Cissus quadrangularis or Devil's Backbone is a plant belonging to the grape family. It has been used in traditional Indian medicine for centuries as an analgesic (pain reliever) and treatment for broken bones. It also has antibacterial properties and may be used as a bodybuilding and weight loss aid.
Cissus quadrangularis is thought to be native to India and Sri Lanka, but can also be found in other parts of Asia, Africa, and North and South America.
Vitamins and plant steroids can be extracted from Cissus quadrangularis, which are believed to be responsible for many of its benefits, including anabolism.
One of the best known benefits of Cissus quadrangularis is its ability to speed up the heeling of broken bones. It has been hypothesised that this works through the ability of Cissus quadrangularis to increase the metabolism and uptake of calcium, which is vital in the process of bone heeling (Mishra et al, 2010). A study in dogs has shown that treatment with Cissus quadrangularis resulted in the complete healing of broken bones in 21 days, whereas those receiving a placebo were still unhealed at the same time (Deka et al, 1994). This effect has also been shown in rats, during which treated animals were observed to have a 50% increase in bone healing time (Singh et al, 1962). Undoubtedly, if you have sustained a fracture, your training will be severely affected. However Supplementing with Cissus quadrangularis may help to speed up your recovery.
Because of the effects of Cissus quadrangularis on bone healing, some authors have stated that it has anabolic properties and antiglucocorticoid (stress hormone) effects (Mishra et al, 2010). Combined, this means that muscle tissue is better preserved during times of physical and mental stress. Therefore, supplementing with Devil's Backbone during training may help improve lean gains.
When combined with other fat burning ingredients such as green tea and chromium, it was observed that those receiving Cissus quadrangularis experienced an increase of 187% weight loss over those receiving the placebo, without dieting. This effect was greater for those who also commenced dieting (Oben et al, 2006). These authors attributed this weight loss to the ability for Cissus quadrangularis to act as a fat blocker and increase feelings of fullness. This shows that Cissus quadrangularis shows promise for use as a weight loss aid.

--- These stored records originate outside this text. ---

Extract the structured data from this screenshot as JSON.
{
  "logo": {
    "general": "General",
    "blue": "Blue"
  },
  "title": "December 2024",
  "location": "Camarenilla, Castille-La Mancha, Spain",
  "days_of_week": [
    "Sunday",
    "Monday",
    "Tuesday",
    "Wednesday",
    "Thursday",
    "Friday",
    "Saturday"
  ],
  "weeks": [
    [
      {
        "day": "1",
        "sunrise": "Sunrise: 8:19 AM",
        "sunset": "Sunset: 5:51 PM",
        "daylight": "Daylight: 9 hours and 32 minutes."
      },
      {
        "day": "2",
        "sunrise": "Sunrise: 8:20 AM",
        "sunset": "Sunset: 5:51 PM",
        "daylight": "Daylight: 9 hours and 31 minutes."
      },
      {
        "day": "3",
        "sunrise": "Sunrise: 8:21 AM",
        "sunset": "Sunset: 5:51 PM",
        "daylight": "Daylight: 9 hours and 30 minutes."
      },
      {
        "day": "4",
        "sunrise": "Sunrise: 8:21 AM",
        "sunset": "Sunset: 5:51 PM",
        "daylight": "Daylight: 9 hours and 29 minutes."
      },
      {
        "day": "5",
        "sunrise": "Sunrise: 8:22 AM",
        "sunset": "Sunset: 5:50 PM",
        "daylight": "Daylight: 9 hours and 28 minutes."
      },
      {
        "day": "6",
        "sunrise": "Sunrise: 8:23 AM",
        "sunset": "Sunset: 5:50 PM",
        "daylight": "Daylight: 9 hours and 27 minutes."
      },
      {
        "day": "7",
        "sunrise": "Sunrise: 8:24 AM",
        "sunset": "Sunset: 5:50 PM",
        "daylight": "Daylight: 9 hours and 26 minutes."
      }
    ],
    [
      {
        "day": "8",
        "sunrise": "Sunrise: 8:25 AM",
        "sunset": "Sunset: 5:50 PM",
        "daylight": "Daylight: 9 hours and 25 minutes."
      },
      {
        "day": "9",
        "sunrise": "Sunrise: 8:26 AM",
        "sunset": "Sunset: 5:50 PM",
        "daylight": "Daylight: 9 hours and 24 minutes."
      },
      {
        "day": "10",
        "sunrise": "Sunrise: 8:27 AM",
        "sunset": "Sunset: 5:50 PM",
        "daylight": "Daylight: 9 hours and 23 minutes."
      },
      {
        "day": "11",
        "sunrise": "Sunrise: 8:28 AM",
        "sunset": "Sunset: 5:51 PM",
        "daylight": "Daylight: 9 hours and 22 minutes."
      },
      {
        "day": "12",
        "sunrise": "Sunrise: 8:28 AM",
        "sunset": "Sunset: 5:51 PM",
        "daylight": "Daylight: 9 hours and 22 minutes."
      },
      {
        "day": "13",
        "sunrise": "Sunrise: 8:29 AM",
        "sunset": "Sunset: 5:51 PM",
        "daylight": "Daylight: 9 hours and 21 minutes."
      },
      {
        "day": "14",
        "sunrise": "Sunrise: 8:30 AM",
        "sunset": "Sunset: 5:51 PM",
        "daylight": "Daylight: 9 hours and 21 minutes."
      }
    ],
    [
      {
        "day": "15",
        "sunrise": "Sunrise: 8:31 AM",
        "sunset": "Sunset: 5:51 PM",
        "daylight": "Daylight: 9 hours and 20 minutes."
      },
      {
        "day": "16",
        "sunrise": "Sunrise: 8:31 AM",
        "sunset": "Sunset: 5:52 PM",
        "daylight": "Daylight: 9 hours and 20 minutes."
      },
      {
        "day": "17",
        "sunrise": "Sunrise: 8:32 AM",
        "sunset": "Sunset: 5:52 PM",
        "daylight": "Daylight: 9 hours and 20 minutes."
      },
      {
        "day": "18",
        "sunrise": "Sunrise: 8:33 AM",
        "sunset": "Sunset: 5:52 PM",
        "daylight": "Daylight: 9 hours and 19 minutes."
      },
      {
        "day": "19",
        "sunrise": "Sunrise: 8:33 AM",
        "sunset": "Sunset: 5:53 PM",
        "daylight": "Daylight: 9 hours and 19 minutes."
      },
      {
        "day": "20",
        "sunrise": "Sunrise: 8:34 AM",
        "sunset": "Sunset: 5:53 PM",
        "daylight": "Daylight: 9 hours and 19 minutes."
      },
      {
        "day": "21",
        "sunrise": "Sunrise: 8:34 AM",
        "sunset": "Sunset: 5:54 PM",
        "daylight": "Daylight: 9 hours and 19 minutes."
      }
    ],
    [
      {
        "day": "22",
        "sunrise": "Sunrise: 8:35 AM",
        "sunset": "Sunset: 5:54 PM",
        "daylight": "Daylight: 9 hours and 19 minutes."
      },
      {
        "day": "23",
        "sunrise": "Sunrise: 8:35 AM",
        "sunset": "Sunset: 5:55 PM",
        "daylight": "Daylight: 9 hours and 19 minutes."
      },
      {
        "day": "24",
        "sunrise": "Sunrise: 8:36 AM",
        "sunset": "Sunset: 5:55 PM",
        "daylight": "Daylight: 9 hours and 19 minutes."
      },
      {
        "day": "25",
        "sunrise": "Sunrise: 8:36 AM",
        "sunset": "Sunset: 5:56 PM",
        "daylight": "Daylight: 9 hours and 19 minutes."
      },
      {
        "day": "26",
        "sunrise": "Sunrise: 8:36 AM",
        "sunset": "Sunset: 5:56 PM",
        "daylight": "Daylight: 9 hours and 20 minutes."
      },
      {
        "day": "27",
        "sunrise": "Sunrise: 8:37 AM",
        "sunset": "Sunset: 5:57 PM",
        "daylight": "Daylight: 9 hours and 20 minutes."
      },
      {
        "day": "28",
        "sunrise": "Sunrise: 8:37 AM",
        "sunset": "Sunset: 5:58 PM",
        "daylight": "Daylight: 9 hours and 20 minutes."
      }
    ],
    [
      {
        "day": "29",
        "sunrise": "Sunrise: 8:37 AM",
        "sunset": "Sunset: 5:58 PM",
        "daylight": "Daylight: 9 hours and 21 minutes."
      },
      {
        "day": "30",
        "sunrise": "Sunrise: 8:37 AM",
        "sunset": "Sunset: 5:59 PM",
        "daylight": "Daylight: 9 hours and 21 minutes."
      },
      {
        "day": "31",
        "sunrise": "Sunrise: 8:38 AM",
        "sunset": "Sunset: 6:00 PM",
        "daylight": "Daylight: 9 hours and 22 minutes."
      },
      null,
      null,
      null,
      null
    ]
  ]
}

Animal toxicological studies show that no signs of toxicity or side effects were observed in rats fed up to 2500 mg Cissus quadrangularis extract/kg body weight/day for 90 days. This is the equivalent of 200 g for an 80 kg man (Kothari et al, 2011). Furthermore, human subjects did not report any side effects from the use of Cissus quadrangularis (Oben et al, 2006). It can therefore be concluded that the use of Cissus quadrangularis is safe.
Cissus quadrangularis extract has been shown to be effective in aiding weight loss when consumed at 514 mg twice a day before meals (Oben et al, 2006). This is therefore the recommended dosage and ingredient timing.
Because Cissus quadrangularis can act as a fat blocker, it can be found in fat burners and other weight loss supplements.
Deka et al (1994), Effect of Cissus quadrangularis in accelerating healing process of experimentally fractured radius-ulna of dog, a preliminary study. Indian Journal of Pharmacology, 26: 44-45
Kothari et al (2011), Safetyassessment of Cissusquadrangularisextract (CQR-300): Subchronic toxicity and mutagenicity studies. Food and Chemical Toxicology, 49: 3341-3357
Mishra et al (2010), Pharmacological and Therapeutic Activity of Cissus quadrangularis: An Overview. International Journal of PharmTech Research, 2: 1298-1310
Oben et al (2006b), The use of a Cissus quadrangularis formulation in the management of weight loss and metabolic syndrome. Lipids in Health and, 5 (online)
Singh et al (1962), Studies of C. quadrangularis in fracture by using phosphorus. Ind. j. Med. Sci., 76: 926-931